TASK DESCRIPTION:
Could you print each entry below verbatim while omitting the pictures?

TASK INPUTS:
────────────────────

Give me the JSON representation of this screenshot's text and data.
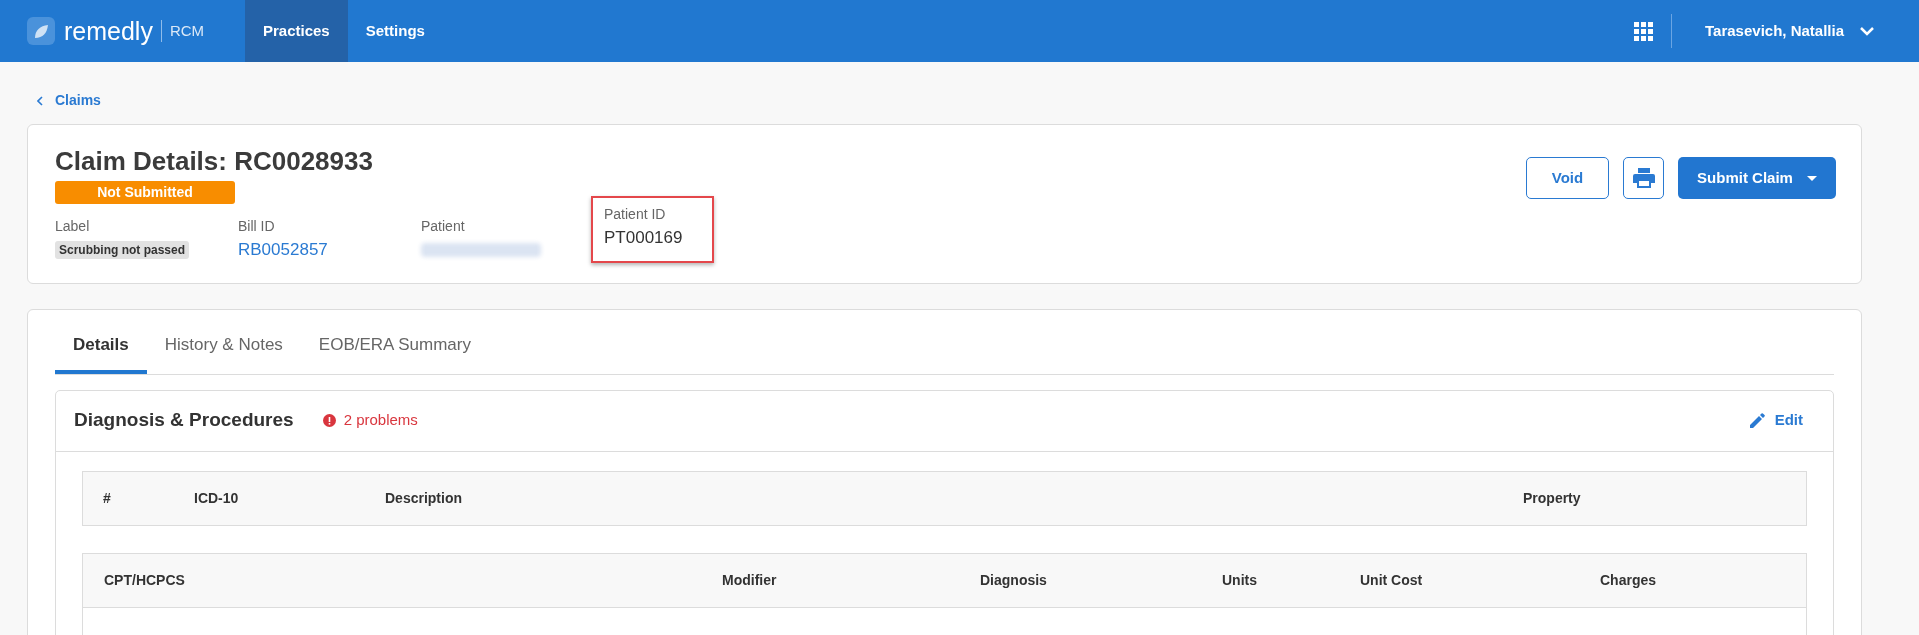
{
  "app": {
    "brand": "remedly",
    "product": "RCM"
  },
  "nav": [
    {
      "label": "Practices",
      "selected": true
    },
    {
      "label": "Settings",
      "selected": false
    }
  ],
  "user": {
    "name": "Tarasevich, Natallia"
  },
  "breadcrumb": {
    "label": "Claims"
  },
  "claim": {
    "title": "Claim Details: RC0028933",
    "status": "Not Submitted",
    "fields": [
      {
        "label": "Label",
        "kind": "tag",
        "value": "Scrubbing not passed",
        "highlighted": false
      },
      {
        "label": "Bill ID",
        "kind": "link",
        "value": "RB0052857",
        "highlighted": false
      },
      {
        "label": "Patient",
        "kind": "blurred",
        "highlighted": false
      },
      {
        "label": "Patient ID",
        "kind": "text",
        "value": "PT000169",
        "highlighted": true
      }
    ],
    "actions": [
      {
        "kind": "outline",
        "label": "Void"
      },
      {
        "kind": "print"
      },
      {
        "kind": "primary",
        "label": "Submit Claim"
      }
    ]
  },
  "tabs": [
    {
      "label": "Details",
      "selected": true
    },
    {
      "label": "History & Notes",
      "selected": false
    },
    {
      "label": "EOB/ERA Summary",
      "selected": false
    }
  ],
  "section": {
    "title": "Diagnosis & Procedures",
    "problems": "2 problems",
    "edit": "Edit",
    "diagnosis_table": {
      "columns": [
        "#",
        "ICD-10",
        "Description",
        "Property"
      ]
    },
    "procedure_table": {
      "columns": [
        "CPT/HCPCS",
        "Modifier",
        "Diagnosis",
        "Units",
        "Unit Cost",
        "Charges"
      ]
    }
  }
}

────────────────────

ANSWER BOX:
Give me the JSON representation of this screenshot's text and data.
{
  "app": {
    "brand": "remedly",
    "product": "RCM"
  },
  "nav": [
    {
      "label": "Practices",
      "selected": true
    },
    {
      "label": "Settings",
      "selected": false
    }
  ],
  "user": {
    "name": "Tarasevich, Natallia"
  },
  "breadcrumb": {
    "label": "Claims"
  },
  "claim": {
    "title": "Claim Details: RC0028933",
    "status": "Not Submitted",
    "fields": [
      {
        "label": "Label",
        "kind": "tag",
        "value": "Scrubbing not passed",
        "highlighted": false
      },
      {
        "label": "Bill ID",
        "kind": "link",
        "value": "RB0052857",
        "highlighted": false
      },
      {
        "label": "Patient",
        "kind": "blurred",
        "highlighted": false
      },
      {
        "label": "Patient ID",
        "kind": "text",
        "value": "PT000169",
        "highlighted": true
      }
    ],
    "actions": [
      {
        "kind": "outline",
        "label": "Void"
      },
      {
        "kind": "print"
      },
      {
        "kind": "primary",
        "label": "Submit Claim"
      }
    ]
  },
  "tabs": [
    {
      "label": "Details",
      "selected": true
    },
    {
      "label": "History & Notes",
      "selected": false
    },
    {
      "label": "EOB/ERA Summary",
      "selected": false
    }
  ],
  "section": {
    "title": "Diagnosis & Procedures",
    "problems": "2 problems",
    "edit": "Edit",
    "diagnosis_table": {
      "columns": [
        "#",
        "ICD-10",
        "Description",
        "Property"
      ]
    },
    "procedure_table": {
      "columns": [
        "CPT/HCPCS",
        "Modifier",
        "Diagnosis",
        "Units",
        "Unit Cost",
        "Charges"
      ]
    }
  }
}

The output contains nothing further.